Over 55% of Brits intend to shop on Black Friday; 40% said they would mostly be shopping for themselves, spending on average £123 on self-gifting purchases. Men appear to be the bigger/more selfish of the gender spenders with 43% of men shopping mostly for themselves, compared to 33% of women. Men also expect to spend on average £63 more on themselves than women, with the average man’s Black Friday self-spend reaching £157.

Traditionally January has been the peak for self-shopping, however with discounting starting earlier, Doddle suggests the rise of Black Friday could mean the end of January sales as consumers will have already spent their last pennies before the end of December. While consumers here prepare for Black Friday, yesterday in China the equaivalent ‘Singles Day’ saw online consumers break online spending records.
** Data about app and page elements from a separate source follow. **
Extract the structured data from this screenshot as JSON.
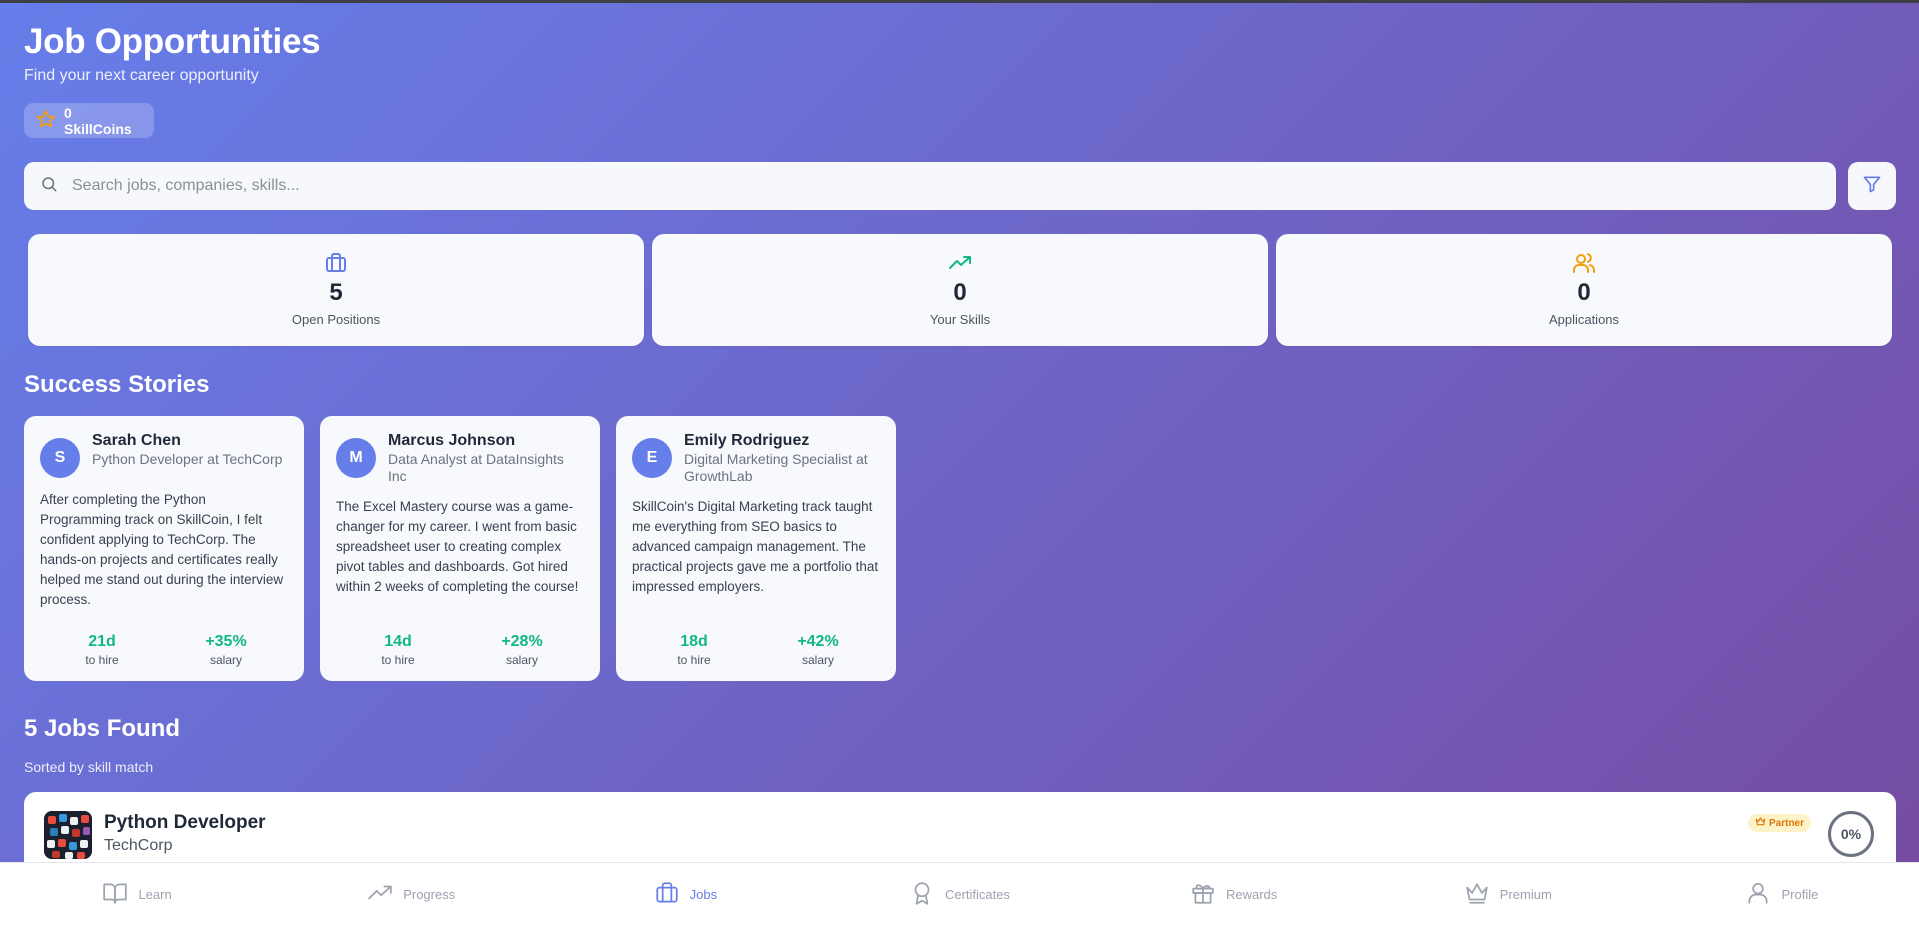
{
  "header": {
    "title": "Job Opportunities",
    "subtitle": "Find your next career opportunity",
    "coins_label": "0 SkillCoins"
  },
  "search": {
    "placeholder": "Search jobs, companies, skills..."
  },
  "stats": [
    {
      "icon": "briefcase-icon",
      "value": "5",
      "label": "Open Positions",
      "color": "#667eea"
    },
    {
      "icon": "trending-up-icon",
      "value": "0",
      "label": "Your Skills",
      "color": "#10b981"
    },
    {
      "icon": "users-icon",
      "value": "0",
      "label": "Applications",
      "color": "#f59e0b"
    }
  ],
  "success": {
    "heading": "Success Stories",
    "stories": [
      {
        "initial": "S",
        "name": "Sarah Chen",
        "role": "Python Developer at TechCorp",
        "quote": "After completing the Python Programming track on SkillCoin, I felt confident applying to TechCorp. The hands-on projects and certificates really helped me stand out during the interview process.",
        "days": "21d",
        "days_label": "to hire",
        "salary": "+35%",
        "salary_label": "salary"
      },
      {
        "initial": "M",
        "name": "Marcus Johnson",
        "role": "Data Analyst at DataInsights Inc",
        "quote": "The Excel Mastery course was a game-changer for my career. I went from basic spreadsheet user to creating complex pivot tables and dashboards. Got hired within 2 weeks of completing the course!",
        "days": "14d",
        "days_label": "to hire",
        "salary": "+28%",
        "salary_label": "salary"
      },
      {
        "initial": "E",
        "name": "Emily Rodriguez",
        "role": "Digital Marketing Specialist at GrowthLab",
        "quote": "SkillCoin's Digital Marketing track taught me everything from SEO basics to advanced campaign management. The practical projects gave me a portfolio that impressed employers.",
        "days": "18d",
        "days_label": "to hire",
        "salary": "+42%",
        "salary_label": "salary"
      }
    ]
  },
  "jobs": {
    "heading": "5 Jobs Found",
    "sort_label": "Sorted by skill match",
    "items": [
      {
        "title": "Python Developer",
        "company": "TechCorp",
        "badge": "Partner",
        "match": "0%"
      }
    ]
  },
  "nav": {
    "items": [
      {
        "label": "Learn",
        "icon": "book-icon"
      },
      {
        "label": "Progress",
        "icon": "trending-up-icon"
      },
      {
        "label": "Jobs",
        "icon": "briefcase-icon",
        "active": true
      },
      {
        "label": "Certificates",
        "icon": "award-icon"
      },
      {
        "label": "Rewards",
        "icon": "gift-icon"
      },
      {
        "label": "Premium",
        "icon": "crown-icon"
      },
      {
        "label": "Profile",
        "icon": "user-icon"
      }
    ]
  },
  "colors": {
    "gradient_start": "#667eea",
    "gradient_end": "#764ba2",
    "accent": "#667eea",
    "success": "#10b981",
    "warning": "#f59e0b"
  }
}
Now in it’s seventh year it is expected to result in almost $14bn worth of sales, an increase of over $4 billion from last year.

Tim Robinson, Doddle CEO, said: “Black Friday has completely changed the retail cycle not only in terms of the timing of volume but also consumer behaviour. Where previously consumers would have waited to make personal purchases in January, there’s now a fear they’ll miss out on the good stuff if they wait that long. By the end of December consumers will have already spent their total budget on themselves and Christmas gifts. This makes buying presents harder than ever with many families caught out by the self-spenders.

“As a result I think we’ll begin to see January sale periods shorten dramatically, as retailers won’t be able to sustain three months of discounting. This then puts greater pressure on the supply chain from a delivery and returns perspective. Retailers will have to look at how they can tighten the returns cycle to ensure they aren’t left with vast volumes of stock returned after Black Friday waiting to be processed for resale pre-Christmas.

The Black Friday delivery dilemma

Carriers and retailers have been preparing all year for the spike in parcel volumes brought on by Black Friday, hiring more drivers and investing infrastructure. One solution that has been proposed is to manage the Black Friday volumes by spreading delivery out across slower services, but reassuring customers that their deliveries will be made in time for Christmas.

However, Doddle’s research suggests that using Christmas as the deadline may be misguided if nearly half the parcel volume is personal purchases rather than Christmas presents.

Robinson said: “I think there’s a common belief in the industry that as long as a Black Friday delivery is made in time for Christmas, the consumer will be accepting of a slower service. However, if it’s not a Christmas present, using Christmas as the cut off is a misnomer.  

“We know from multiple studies and the success of services like Amazon’s Prime Now, that consumers increasingly want same day or next day delivery services. They are impatient for the goods they’ve spent their hard earned cash on, so offering slower delivery around Black Friday probably is not going to meet their expectations. Instead there needs to be greater collaboration within the supply chain to ensure capacity is maximised and services continue to meet consumers’ needs, not just the needs of the industry.”